Task goal: If a line in the entries below includes "views", show that line.

Dataset records

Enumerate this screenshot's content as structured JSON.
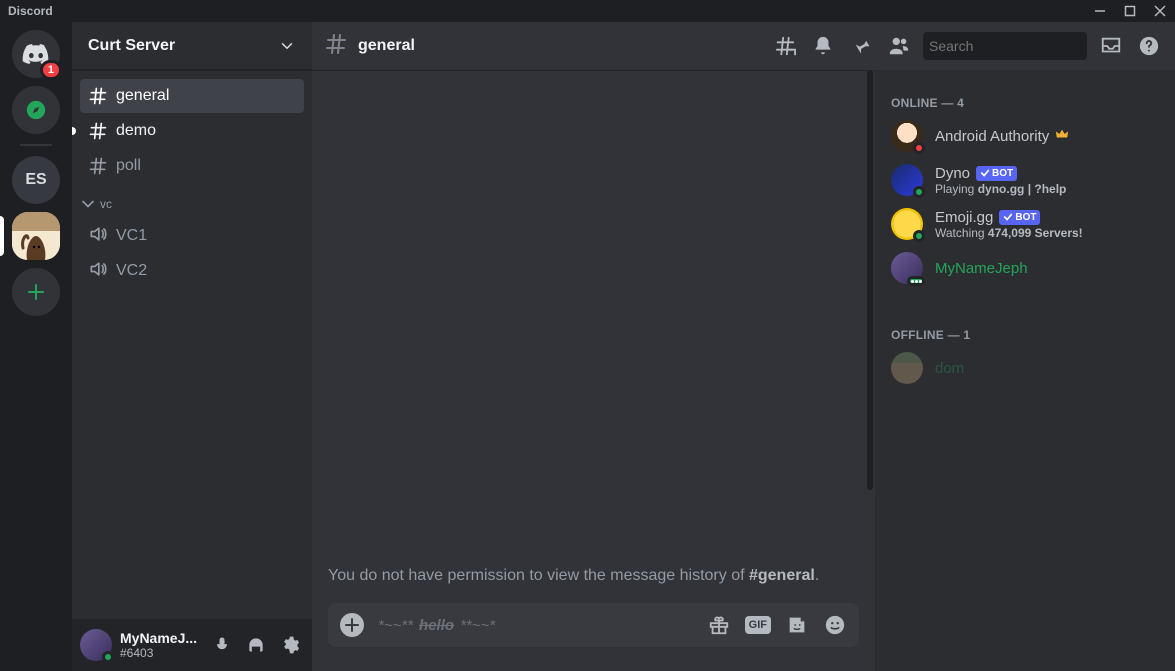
{
  "app_title": "Discord",
  "server_name": "Curt Server",
  "home_ping": "1",
  "servers": {
    "es_label": "ES"
  },
  "channels": {
    "text": [
      {
        "name": "general",
        "active": true
      },
      {
        "name": "demo",
        "unread": true
      },
      {
        "name": "poll"
      }
    ],
    "voice_category": "vc",
    "voice": [
      {
        "name": "VC1"
      },
      {
        "name": "VC2"
      }
    ]
  },
  "user": {
    "display": "MyNameJ...",
    "tag": "#6403"
  },
  "header": {
    "channel": "general",
    "search_placeholder": "Search"
  },
  "chat": {
    "perm_prefix": "You do not have permission to view the message history of ",
    "perm_channel": "#general",
    "perm_suffix": ".",
    "composer_left": "*~~**",
    "composer_mid": "hello",
    "composer_right": "**~~*"
  },
  "members": {
    "online_label": "ONLINE — 4",
    "offline_label": "OFFLINE — 1",
    "online": [
      {
        "name": "Android Authority",
        "crown": true,
        "status_color": "dnd"
      },
      {
        "name": "Dyno",
        "bot": true,
        "activity_prefix": "Playing ",
        "activity_bold": "dyno.gg | ?help",
        "status_color": "online"
      },
      {
        "name": "Emoji.gg",
        "bot": true,
        "activity_prefix": "Watching ",
        "activity_bold": "474,099 Servers!",
        "status_color": "online"
      },
      {
        "name": "MyNameJeph",
        "green": true,
        "status_color": "online",
        "typing": true
      }
    ],
    "offline": [
      {
        "name": "dom",
        "green": true
      }
    ],
    "bot_label": "BOT"
  }
}
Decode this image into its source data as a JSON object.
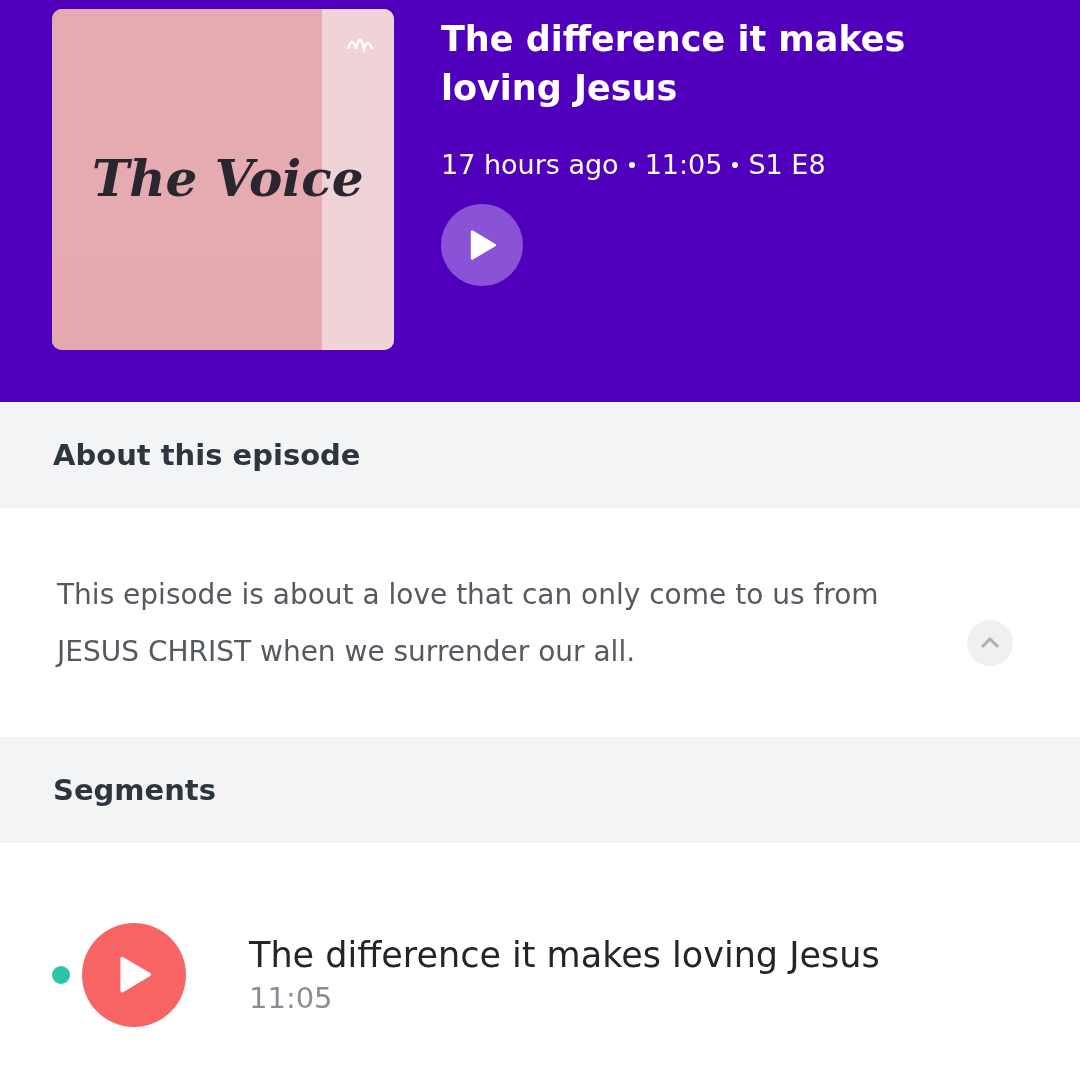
{
  "episode": {
    "cover": {
      "title": "The Voice"
    },
    "title": "The difference it makes loving Jesus",
    "meta": [
      "17 hours ago",
      "11:05",
      "S1 E8"
    ]
  },
  "about": {
    "heading": "About this episode",
    "description": "This episode is about a love that can only come to us from JESUS CHRIST when we surrender our all.",
    "expanded": true
  },
  "segments": {
    "heading": "Segments",
    "items": [
      {
        "title": "The difference it makes loving Jesus",
        "duration": "11:05",
        "color": "#2ec4a8"
      }
    ]
  }
}
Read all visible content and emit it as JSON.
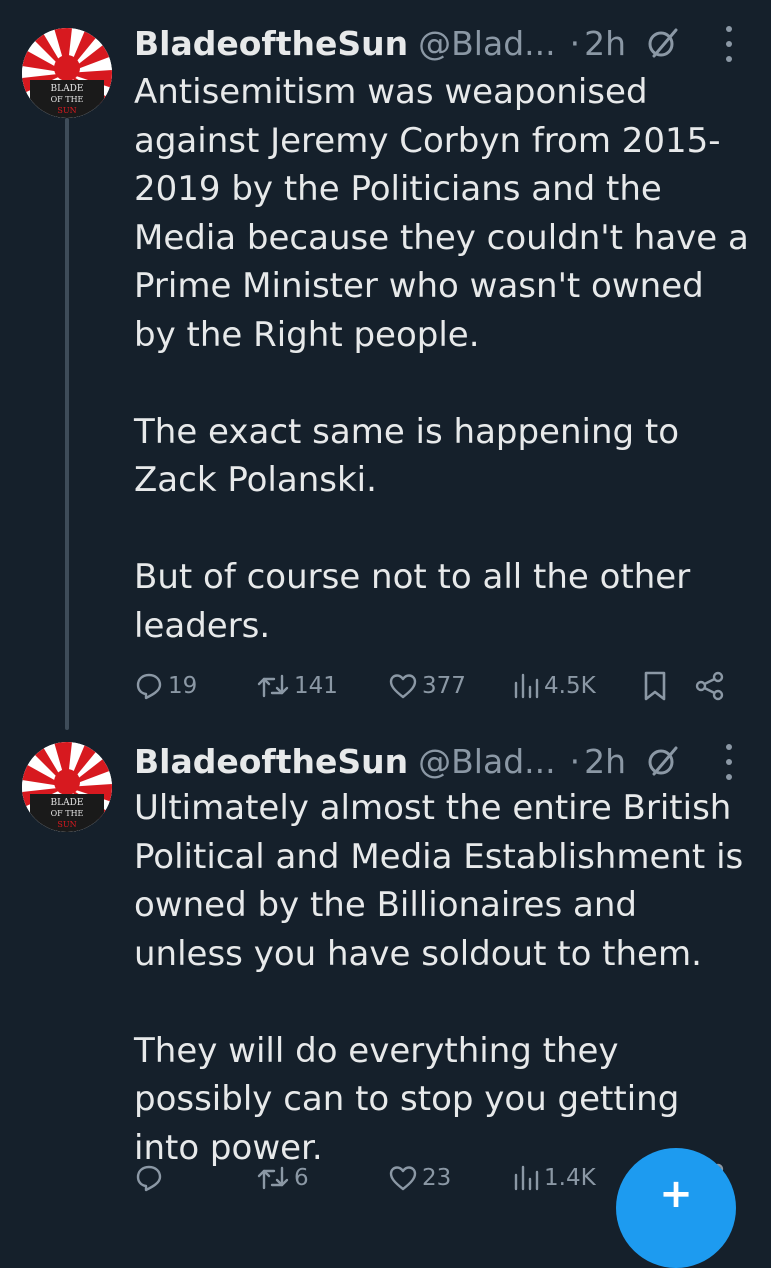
{
  "theme": {
    "background": "#15202b",
    "text": "#e7e9ea",
    "muted": "#8b98a5",
    "accent": "#1d9bf0",
    "avatar_red": "#d7191f"
  },
  "tweets": [
    {
      "author": {
        "display_name": "BladeoftheSun",
        "handle": "@Blad...",
        "avatar_text": [
          "BLADE",
          "OF THE",
          "SUN"
        ]
      },
      "separator": "·",
      "time": "2h",
      "text": "Antisemitism was weaponised against Jeremy Corbyn from 2015-2019 by the Politicians and the Media because they couldn't have a Prime Minister who wasn't owned by the Right people.\n\nThe exact same is happening to Zack Polanski.\n\nBut of course not to all the other leaders.",
      "stats": {
        "replies": "19",
        "reposts": "141",
        "likes": "377",
        "views": "4.5K"
      },
      "icons": [
        "grok-icon",
        "more-icon",
        "reply-icon",
        "retweet-icon",
        "like-icon",
        "views-icon",
        "bookmark-icon",
        "share-icon"
      ]
    },
    {
      "author": {
        "display_name": "BladeoftheSun",
        "handle": "@Blad...",
        "avatar_text": [
          "BLADE",
          "OF THE",
          "SUN"
        ]
      },
      "separator": "·",
      "time": "2h",
      "text": "Ultimately almost the entire British Political and Media Establishment is owned by the Billionaires and unless you have soldout to them.\n\nThey will do everything they possibly can to stop you getting into power.",
      "stats": {
        "replies": "",
        "reposts": "6",
        "likes": "23",
        "views": "1.4K"
      },
      "icons": [
        "grok-icon",
        "more-icon",
        "reply-icon",
        "retweet-icon",
        "like-icon",
        "views-icon",
        "bookmark-icon",
        "share-icon"
      ]
    }
  ],
  "compose_button": {
    "icon": "plus-icon",
    "label": "+"
  }
}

Solution to this exercise:
        "views": "4.5K"
        "views-icon",
        "views": "1.4K"
        "views-icon",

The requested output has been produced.